      Throughout the past six decades, as the international human rights regime has developed, as a growing number of international human rights non-governmental organizations (NGOs) have emerged and consolidated, and as more countries have included the promotion and protection of human rights in their foreign policy objectives, the behavior of rights-violating governments has been increasingly scrutinized by weary international eyes. Indeed, more than six decades after the adoption of the Universal Declaration of Human Rights in 1948, the involvement of international actors in domestic human rights processes is taken for granted. A growing literature has studied the way international advocates (nongovernmental,...

    • CHAPTER 10 Restrictions on U.S. Security Assistance and Their Limitations in Promoting Changes to the Human Rights Situation in Mexico
      (pp. 202-220)
      Maureen Meyer

      At the outset of his administration in 2006, Mexican president Felipe Calderón launched a massive deployment of soldiers and federal police in counterdrug operations in several parts of the country while also implementing a series of initiatives to strengthen Mexico’s public security and justice institutions. President Calderón also affirmed shortly after assuming office that, parallel to these national efforts, “the U.S. is jointly responsible for what is happening to us … in that joint responsibility the American government has a lot of work to do. We cannot confront this problem alone” (Thomson 2007). This call for greater counter-drug cooperation and...

  8. Conclusion: Multiple States of Exception, Structural Violences, and Prospects for Change
    (pp. 221-232)
    William Paul Simmons

    This volume has covered a range of human rights abuses and their binational causes. Indeed, the volume can be read as a sustained indictment of Mexican and U.S. policies on immigration, drug interdiction, gun possession, trade, and security for fueling human rights abuses, including the criminal violence perpetrated by cartels,bajadores, and other extralegal actors.

    Taken as a whole, the contributions in this volume provide a sobering outlook on the ways forward to address these crises.
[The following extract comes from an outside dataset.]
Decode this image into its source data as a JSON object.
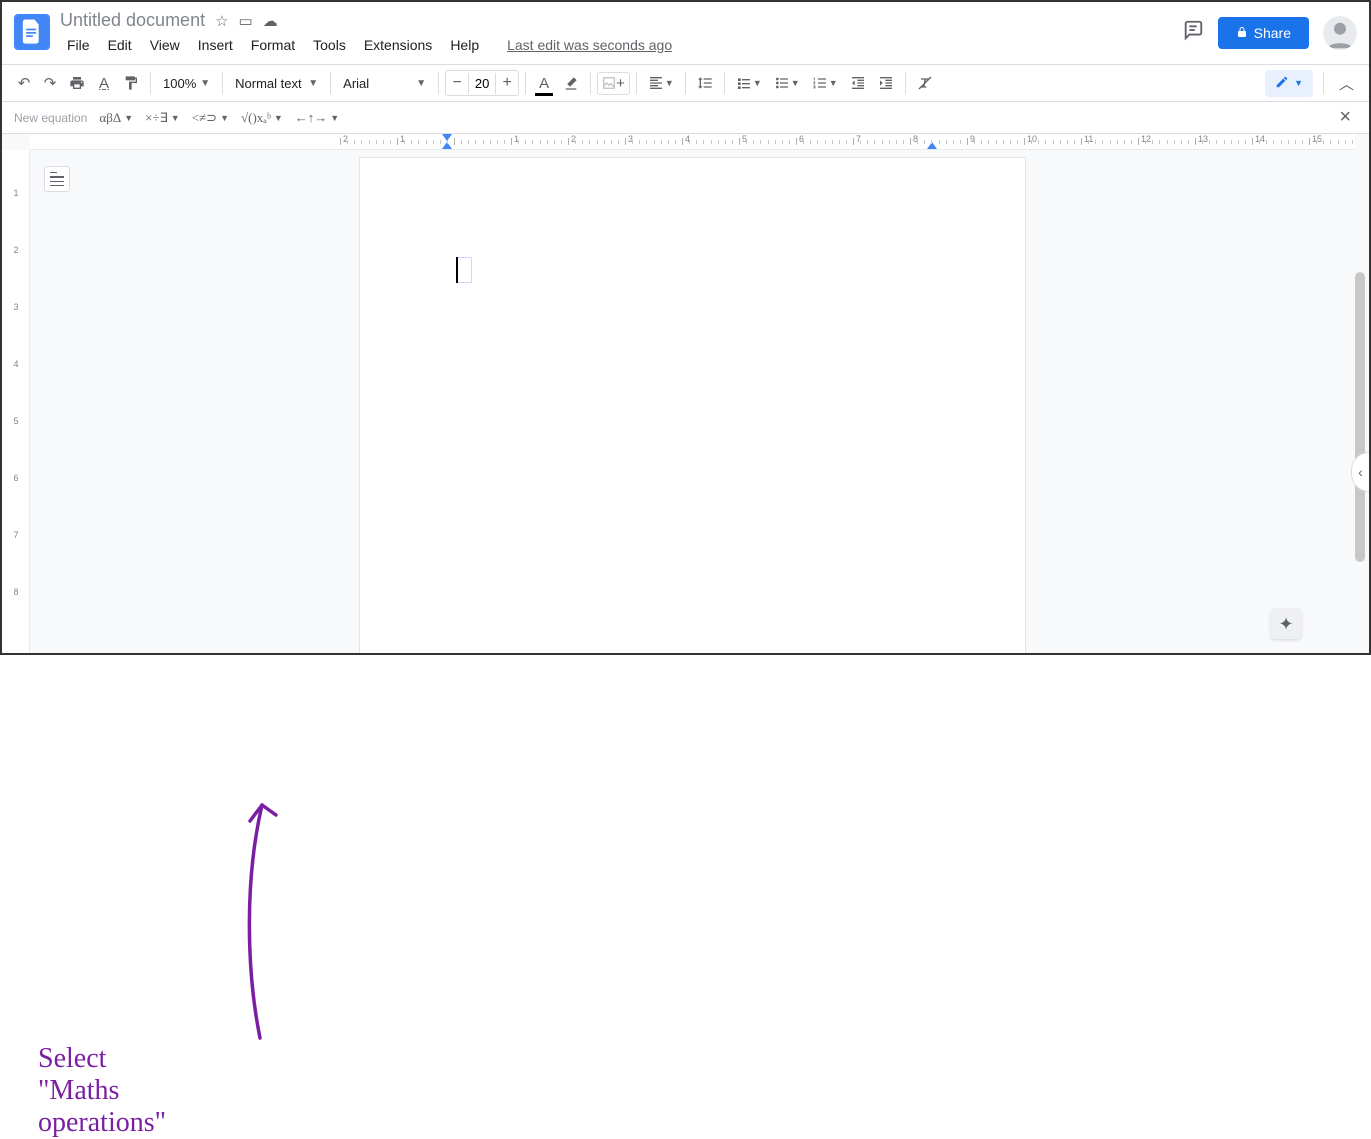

The main solutions proposed so far by the Mexican and U.S. governments—more border enforcement and a stepped up war on drugs—will most...

  9. NOTES
    (pp. 233-250)
  10. REFERENCES
    (pp. 251-280)
  11. List of Contributors
    (pp. 281-284)
  12. INDEX
    (pp. 285-298)
  13. ACKNOWLEDGMENTS
    (pp. 299-300)